*DIRECTIONS*
Please write out the listing again, keeping every character the same.

*INFORMATION GIVEN*
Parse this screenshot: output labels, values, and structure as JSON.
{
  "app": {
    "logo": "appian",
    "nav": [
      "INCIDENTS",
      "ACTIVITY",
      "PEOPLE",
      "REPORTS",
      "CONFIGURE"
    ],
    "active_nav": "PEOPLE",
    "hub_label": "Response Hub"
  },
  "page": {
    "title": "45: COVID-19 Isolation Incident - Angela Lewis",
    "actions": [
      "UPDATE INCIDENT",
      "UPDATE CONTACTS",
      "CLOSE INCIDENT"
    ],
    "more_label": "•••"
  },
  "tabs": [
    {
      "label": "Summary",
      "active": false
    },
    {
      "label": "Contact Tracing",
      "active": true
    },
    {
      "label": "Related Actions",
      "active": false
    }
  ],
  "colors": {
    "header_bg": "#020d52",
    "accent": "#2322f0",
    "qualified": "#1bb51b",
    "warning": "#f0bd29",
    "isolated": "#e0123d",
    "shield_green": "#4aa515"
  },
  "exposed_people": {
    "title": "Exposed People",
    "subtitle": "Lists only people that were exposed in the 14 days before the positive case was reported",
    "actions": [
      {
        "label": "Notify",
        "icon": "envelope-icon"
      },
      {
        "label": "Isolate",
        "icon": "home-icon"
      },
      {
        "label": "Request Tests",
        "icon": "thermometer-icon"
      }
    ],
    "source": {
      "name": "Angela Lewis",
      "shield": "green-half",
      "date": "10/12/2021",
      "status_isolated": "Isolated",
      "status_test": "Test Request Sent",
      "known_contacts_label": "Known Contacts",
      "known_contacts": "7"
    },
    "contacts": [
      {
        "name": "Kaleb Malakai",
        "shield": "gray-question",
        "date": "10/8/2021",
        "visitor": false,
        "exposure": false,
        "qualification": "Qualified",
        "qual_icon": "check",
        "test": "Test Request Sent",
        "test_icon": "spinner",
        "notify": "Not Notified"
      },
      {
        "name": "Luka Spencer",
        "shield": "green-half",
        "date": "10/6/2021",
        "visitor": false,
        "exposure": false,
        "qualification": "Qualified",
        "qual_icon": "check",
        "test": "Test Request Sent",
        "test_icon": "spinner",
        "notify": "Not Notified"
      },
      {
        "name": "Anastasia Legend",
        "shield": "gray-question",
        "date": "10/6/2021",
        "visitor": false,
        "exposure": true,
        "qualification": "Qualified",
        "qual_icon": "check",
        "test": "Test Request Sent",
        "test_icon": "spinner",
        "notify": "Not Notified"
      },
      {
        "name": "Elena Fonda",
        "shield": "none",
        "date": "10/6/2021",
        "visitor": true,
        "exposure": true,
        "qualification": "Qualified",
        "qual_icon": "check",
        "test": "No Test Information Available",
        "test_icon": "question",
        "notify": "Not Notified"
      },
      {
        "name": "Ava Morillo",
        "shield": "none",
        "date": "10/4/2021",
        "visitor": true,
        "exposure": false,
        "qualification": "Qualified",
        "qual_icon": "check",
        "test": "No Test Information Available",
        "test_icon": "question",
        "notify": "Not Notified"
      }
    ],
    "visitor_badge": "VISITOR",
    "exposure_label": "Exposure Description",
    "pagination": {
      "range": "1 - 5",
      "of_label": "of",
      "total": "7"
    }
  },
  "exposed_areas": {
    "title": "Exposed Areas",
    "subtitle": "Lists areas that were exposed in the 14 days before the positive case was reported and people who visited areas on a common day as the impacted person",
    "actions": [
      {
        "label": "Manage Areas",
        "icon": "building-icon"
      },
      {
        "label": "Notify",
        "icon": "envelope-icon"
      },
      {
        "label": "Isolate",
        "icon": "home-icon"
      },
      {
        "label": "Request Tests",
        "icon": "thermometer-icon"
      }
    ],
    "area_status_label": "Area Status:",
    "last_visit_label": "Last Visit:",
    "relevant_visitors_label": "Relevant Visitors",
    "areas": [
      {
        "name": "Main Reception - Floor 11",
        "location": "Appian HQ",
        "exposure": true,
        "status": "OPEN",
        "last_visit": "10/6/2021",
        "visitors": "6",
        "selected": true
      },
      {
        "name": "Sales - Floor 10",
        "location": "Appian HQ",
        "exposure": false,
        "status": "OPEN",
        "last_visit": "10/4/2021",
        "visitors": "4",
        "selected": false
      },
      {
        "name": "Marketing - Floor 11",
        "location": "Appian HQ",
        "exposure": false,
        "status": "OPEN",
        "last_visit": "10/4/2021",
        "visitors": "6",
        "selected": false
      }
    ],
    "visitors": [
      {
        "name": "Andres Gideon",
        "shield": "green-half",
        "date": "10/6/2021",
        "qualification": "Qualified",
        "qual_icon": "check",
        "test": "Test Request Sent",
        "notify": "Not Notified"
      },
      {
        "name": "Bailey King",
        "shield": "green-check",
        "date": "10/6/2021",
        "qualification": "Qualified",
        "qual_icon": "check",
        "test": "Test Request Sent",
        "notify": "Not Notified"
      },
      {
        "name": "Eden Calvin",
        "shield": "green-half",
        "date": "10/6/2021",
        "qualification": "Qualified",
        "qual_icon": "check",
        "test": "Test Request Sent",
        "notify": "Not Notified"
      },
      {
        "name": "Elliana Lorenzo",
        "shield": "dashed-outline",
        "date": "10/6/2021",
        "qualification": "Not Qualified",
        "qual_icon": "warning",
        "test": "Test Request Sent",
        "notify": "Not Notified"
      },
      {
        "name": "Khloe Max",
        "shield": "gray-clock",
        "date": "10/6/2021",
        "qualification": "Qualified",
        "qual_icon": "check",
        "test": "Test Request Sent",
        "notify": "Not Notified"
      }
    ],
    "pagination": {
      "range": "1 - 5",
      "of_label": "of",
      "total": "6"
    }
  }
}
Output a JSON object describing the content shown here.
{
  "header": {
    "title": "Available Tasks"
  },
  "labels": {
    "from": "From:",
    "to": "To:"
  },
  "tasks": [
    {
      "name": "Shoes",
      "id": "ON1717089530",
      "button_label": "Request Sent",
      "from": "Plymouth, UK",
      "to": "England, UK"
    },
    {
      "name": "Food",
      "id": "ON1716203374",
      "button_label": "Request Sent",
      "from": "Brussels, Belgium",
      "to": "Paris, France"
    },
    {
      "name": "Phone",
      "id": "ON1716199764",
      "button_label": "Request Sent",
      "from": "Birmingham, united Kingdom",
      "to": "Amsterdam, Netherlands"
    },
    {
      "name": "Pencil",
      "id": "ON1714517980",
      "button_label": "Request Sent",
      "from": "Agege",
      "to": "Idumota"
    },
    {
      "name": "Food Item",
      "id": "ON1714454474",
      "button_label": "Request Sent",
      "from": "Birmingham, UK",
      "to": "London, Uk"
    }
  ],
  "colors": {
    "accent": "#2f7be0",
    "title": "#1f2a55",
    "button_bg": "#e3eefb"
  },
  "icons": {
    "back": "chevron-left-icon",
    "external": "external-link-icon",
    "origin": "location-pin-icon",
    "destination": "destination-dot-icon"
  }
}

*REPLY*
Parse this screenshot: output labels, values, and structure as JSON.
{
  "app": {
    "logo": "appian",
    "nav": [
      "INCIDENTS",
      "ACTIVITY",
      "PEOPLE",
      "REPORTS",
      "CONFIGURE"
    ],
    "active_nav": "PEOPLE",
    "hub_label": "Response Hub"
  },
  "page": {
    "title": "45: COVID-19 Isolation Incident - Angela Lewis",
    "actions": [
      "UPDATE INCIDENT",
      "UPDATE CONTACTS",
      "CLOSE INCIDENT"
    ],
    "more_label": "•••"
  },
  "tabs": [
    {
      "label": "Summary",
      "active": false
    },
    {
      "label": "Contact Tracing",
      "active": true
    },
    {
      "label": "Related Actions",
      "active": false
    }
  ],
  "colors": {
    "header_bg": "#020d52",
    "accent": "#2322f0",
    "qualified": "#1bb51b",
    "warning": "#f0bd29",
    "isolated": "#e0123d",
    "shield_green": "#4aa515"
  },
  "exposed_people": {
    "title": "Exposed People",
    "subtitle": "Lists only people that were exposed in the 14 days before the positive case was reported",
    "actions": [
      {
        "label": "Notify",
        "icon": "envelope-icon"
      },
      {
        "label": "Isolate",
        "icon": "home-icon"
      },
      {
        "label": "Request Tests",
        "icon": "thermometer-icon"
      }
    ],
    "source": {
      "name": "Angela Lewis",
      "shield": "green-half",
      "date": "10/12/2021",
      "status_isolated": "Isolated",
      "status_test": "Test Request Sent",
      "known_contacts_label": "Known Contacts",
      "known_contacts": "7"
    },
    "contacts": [
      {
        "name": "Kaleb Malakai",
        "shield": "gray-question",
        "date": "10/8/2021",
        "visitor": false,
        "exposure": false,
        "qualification": "Qualified",
        "qual_icon": "check",
        "test": "Test Request Sent",
        "test_icon": "spinner",
        "notify": "Not Notified"
      },
      {
        "name": "Luka Spencer",
        "shield": "green-half",
        "date": "10/6/2021",
        "visitor": false,
        "exposure": false,
        "qualification": "Qualified",
        "qual_icon": "check",
        "test": "Test Request Sent",
        "test_icon": "spinner",
        "notify": "Not Notified"
      },
      {
        "name": "Anastasia Legend",
        "shield": "gray-question",
        "date": "10/6/2021",
        "visitor": false,
        "exposure": true,
        "qualification": "Qualified",
        "qual_icon": "check",
        "test": "Test Request Sent",
        "test_icon": "spinner",
        "notify": "Not Notified"
      },
      {
        "name": "Elena Fonda",
        "shield": "none",
        "date": "10/6/2021",
        "visitor": true,
        "exposure": true,
        "qualification": "Qualified",
        "qual_icon": "check",
        "test": "No Test Information Available",
        "test_icon": "question",
        "notify": "Not Notified"
      },
      {
        "name": "Ava Morillo",
        "shield": "none",
        "date": "10/4/2021",
        "visitor": true,
        "exposure": false,
        "qualification": "Qualified",
        "qual_icon": "check",
        "test": "No Test Information Available",
        "test_icon": "question",
        "notify": "Not Notified"
      }
    ],
    "visitor_badge": "VISITOR",
    "exposure_label": "Exposure Description",
    "pagination": {
      "range": "1 - 5",
      "of_label": "of",
      "total": "7"
    }
  },
  "exposed_areas": {
    "title": "Exposed Areas",
    "subtitle": "Lists areas that were exposed in the 14 days before the positive case was reported and people who visited areas on a common day as the impacted person",
    "actions": [
      {
        "label": "Manage Areas",
        "icon": "building-icon"
      },
      {
        "label": "Notify",
        "icon": "envelope-icon"
      },
      {
        "label": "Isolate",
        "icon": "home-icon"
      },
      {
        "label": "Request Tests",
        "icon": "thermometer-icon"
      }
    ],
    "area_status_label": "Area Status:",
    "last_visit_label": "Last Visit:",
    "relevant_visitors_label": "Relevant Visitors",
    "areas": [
      {
        "name": "Main Reception - Floor 11",
        "location": "Appian HQ",
        "exposure": true,
        "status": "OPEN",
        "last_visit": "10/6/2021",
        "visitors": "6",
        "selected": true
      },
      {
        "name": "Sales - Floor 10",
        "location": "Appian HQ",
        "exposure": false,
        "status": "OPEN",
        "last_visit": "10/4/2021",
        "visitors": "4",
        "selected": false
      },
      {
        "name": "Marketing - Floor 11",
        "location": "Appian HQ",
        "exposure": false,
        "status": "OPEN",
        "last_visit": "10/4/2021",
        "visitors": "6",
        "selected": false
      }
    ],
    "visitors": [
      {
        "name": "Andres Gideon",
        "shield": "green-half",
        "date": "10/6/2021",
        "qualification": "Qualified",
        "qual_icon": "check",
        "test": "Test Request Sent",
        "notify": "Not Notified"
      },
      {
        "name": "Bailey King",
        "shield": "green-check",
        "date": "10/6/2021",
        "qualification": "Qualified",
        "qual_icon": "check",
        "test": "Test Request Sent",
        "notify": "Not Notified"
      },
      {
        "name": "Eden Calvin",
        "shield": "green-half",
        "date": "10/6/2021",
        "qualification": "Qualified",
        "qual_icon": "check",
        "test": "Test Request Sent",
        "notify": "Not Notified"
      },
      {
        "name": "Elliana Lorenzo",
        "shield": "dashed-outline",
        "date": "10/6/2021",
        "qualification": "Not Qualified",
        "qual_icon": "warning",
        "test": "Test Request Sent",
        "notify": "Not Notified"
      },
      {
        "name": "Khloe Max",
        "shield": "gray-clock",
        "date": "10/6/2021",
        "qualification": "Qualified",
        "qual_icon": "check",
        "test": "Test Request Sent",
        "notify": "Not Notified"
      }
    ],
    "pagination": {
      "range": "1 - 5",
      "of_label": "of",
      "total": "6"
    }
  }
}
Output a JSON object describing the content shown here.
{
  "header": {
    "title": "Available Tasks"
  },
  "labels": {
    "from": "From:",
    "to": "To:"
  },
  "tasks": [
    {
      "name": "Shoes",
      "id": "ON1717089530",
      "button_label": "Request Sent",
      "from": "Plymouth, UK",
      "to": "England, UK"
    },
    {
      "name": "Food",
      "id": "ON1716203374",
      "button_label": "Request Sent",
      "from": "Brussels, Belgium",
      "to": "Paris, France"
    },
    {
      "name": "Phone",
      "id": "ON1716199764",
      "button_label": "Request Sent",
      "from": "Birmingham, united Kingdom",
      "to": "Amsterdam, Netherlands"
    },
    {
      "name": "Pencil",
      "id": "ON1714517980",
      "button_label": "Request Sent",
      "from": "Agege",
      "to": "Idumota"
    },
    {
      "name": "Food Item",
      "id": "ON1714454474",
      "button_label": "Request Sent",
      "from": "Birmingham, UK",
      "to": "London, Uk"
    }
  ],
  "colors": {
    "accent": "#2f7be0",
    "title": "#1f2a55",
    "button_bg": "#e3eefb"
  },
  "icons": {
    "back": "chevron-left-icon",
    "external": "external-link-icon",
    "origin": "location-pin-icon",
    "destination": "destination-dot-icon"
  }
}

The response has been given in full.